|The MGA With An Attitude
STORAGE SPACE Under Battery Cover - AT-209
This article comes from Lee Orphan in Sumner, WA, USA:
Additional MGA Storage
If you are planning to travel any distance in an MGA you quickly discover that storage for any kind of luggage is at a premium considering the spare wheel and miscellaneous parts that one carries in case of the inevitable break down. One possible solution for those who have switched to a single 12 volt battery is to use the second battery tray as storage of those necessary repair parts. However, the MGA battery tray is exposed to the elements.
The solution to this is simple, create a shelf system for some form of container. While the solution below may seem McGyverish to some, it works. Iíve tested mine for over two years now and have had no problems. The difficulty was finding a properly sized Tupperware like container with an air tight seal. The first picture illustrates what the unit will look like installed, and the second illustrates the wooden parts that you will use.
Ĺ plywood, 2Ĺ x ľ inch elevator screws or carriage bolts (2 pcs), 3 ft of 1-inch nylon web, end snaps, and a 29 cup SnapWare Mods container. It is important to get this particular model of container as it measures 6x10x8 inches, has an airtight seal and fits in the battery box area. They are available through many online sources such as Amazon.com or organize.com.
The Build Process:
First, cut a fill block for the battery tray frame and a shelf for your container to sit on out of Ĺ inch plywood. It should measure approximately 6-3/4 x 8 x 1-1/2 inches (three layers of Ĺ inch plywood glued together). Remember to measure your own battery tray as there are wide variances in measurements.

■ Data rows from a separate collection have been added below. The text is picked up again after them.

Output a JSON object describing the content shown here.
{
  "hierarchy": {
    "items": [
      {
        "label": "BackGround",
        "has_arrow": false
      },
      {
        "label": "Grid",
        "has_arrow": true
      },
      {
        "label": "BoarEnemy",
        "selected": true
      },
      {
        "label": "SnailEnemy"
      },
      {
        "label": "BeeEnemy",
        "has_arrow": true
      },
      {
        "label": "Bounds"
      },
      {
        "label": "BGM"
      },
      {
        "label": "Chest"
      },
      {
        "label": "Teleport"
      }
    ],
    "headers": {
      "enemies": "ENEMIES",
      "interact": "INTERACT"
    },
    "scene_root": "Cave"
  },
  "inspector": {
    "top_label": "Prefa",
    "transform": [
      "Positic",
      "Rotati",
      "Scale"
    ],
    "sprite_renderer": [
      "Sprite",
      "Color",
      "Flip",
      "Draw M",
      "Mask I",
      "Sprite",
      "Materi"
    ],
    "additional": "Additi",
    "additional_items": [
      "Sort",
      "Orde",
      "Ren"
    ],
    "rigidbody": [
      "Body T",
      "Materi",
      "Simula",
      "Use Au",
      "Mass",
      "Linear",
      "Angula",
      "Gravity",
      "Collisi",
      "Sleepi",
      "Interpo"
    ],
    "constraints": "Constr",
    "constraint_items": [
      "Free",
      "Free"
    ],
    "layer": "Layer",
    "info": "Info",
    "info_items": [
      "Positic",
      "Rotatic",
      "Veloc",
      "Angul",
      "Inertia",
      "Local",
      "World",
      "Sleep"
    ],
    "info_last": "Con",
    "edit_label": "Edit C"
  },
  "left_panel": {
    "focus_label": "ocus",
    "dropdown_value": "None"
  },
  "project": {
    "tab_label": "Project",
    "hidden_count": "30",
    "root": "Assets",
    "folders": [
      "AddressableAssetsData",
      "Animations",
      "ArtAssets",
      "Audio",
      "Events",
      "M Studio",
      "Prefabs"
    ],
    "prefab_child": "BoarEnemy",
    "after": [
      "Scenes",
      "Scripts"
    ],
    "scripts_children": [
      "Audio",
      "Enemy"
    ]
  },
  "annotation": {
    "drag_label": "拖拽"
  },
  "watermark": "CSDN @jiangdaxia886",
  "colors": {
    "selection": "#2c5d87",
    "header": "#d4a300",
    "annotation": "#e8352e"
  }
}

Next comes the shelf. The measurements here are approximately 6 3/4 x 13 x 1/2 inches. I personally like to make a stop at the end of the tray, but that is optional.
Make a holding strap out of a scrap piece of metal that covers the bottom (if you donít have any, use 1 inch steel that you can get at any home center). I like to put an additional inch up around the sides to prevent any side movement, but that is personal choice. Drill two holes in the strap where the elevator screws will drop through.
Once you have cleared the sawdust and put your saws away, place the fill block in the battery frame tray and the shelf over it. After squaring up the two pieces of wood, take a screw or nail to bind the two together. Feel free to use a little glue or adhesive if you want, Gorilla glue works well if you have some.
Temporarily put something heavy on the shelf to help with the next step. From the bottom side, place your retention strap where you want it to be located and mark the drill locations on the bottom of the boards.
Pull the boards out and drill the holes through. Put the boards back into place, insert the two elevator bolts through the holes (or carriage bolts if you canít find elevator bolts), put your temporary weight back on the board, and go back under the car to finish by bolting the retention strap into place using washers and lock nuts.
The next step is to take a big hammer and bash the angular battery tray straps that extend from the frame tube down to the battery box frame in a slightly outward direction to allow the container to drop in. A couple good whacks is all it takes.
Find the middle of the nylon strap and screw it into the block after putting the snap ends on. Put you your container in, snap the snaps, and voila! you have just gained the space that you need to put those miscellaneous repair pieces so that your navigator can take that extra bag!
Colyn Firth in South Yorkshire, UK, wrote:
"I came up with a similar idea for storing essential spares a couple of years ago. It has proved very useful and has made my MGA experience a much more mellow one! Also I have found that for some reason my car generally seems to attract many more people to it than other MGAs seem to, especially after I have removed the battery cover. I call it my essential breakdown kit"! -- Colyn
Here's another one from Gary Edwards in Kernersville, N.C. USA.
"I put a standard plastic box in my extra battery hole".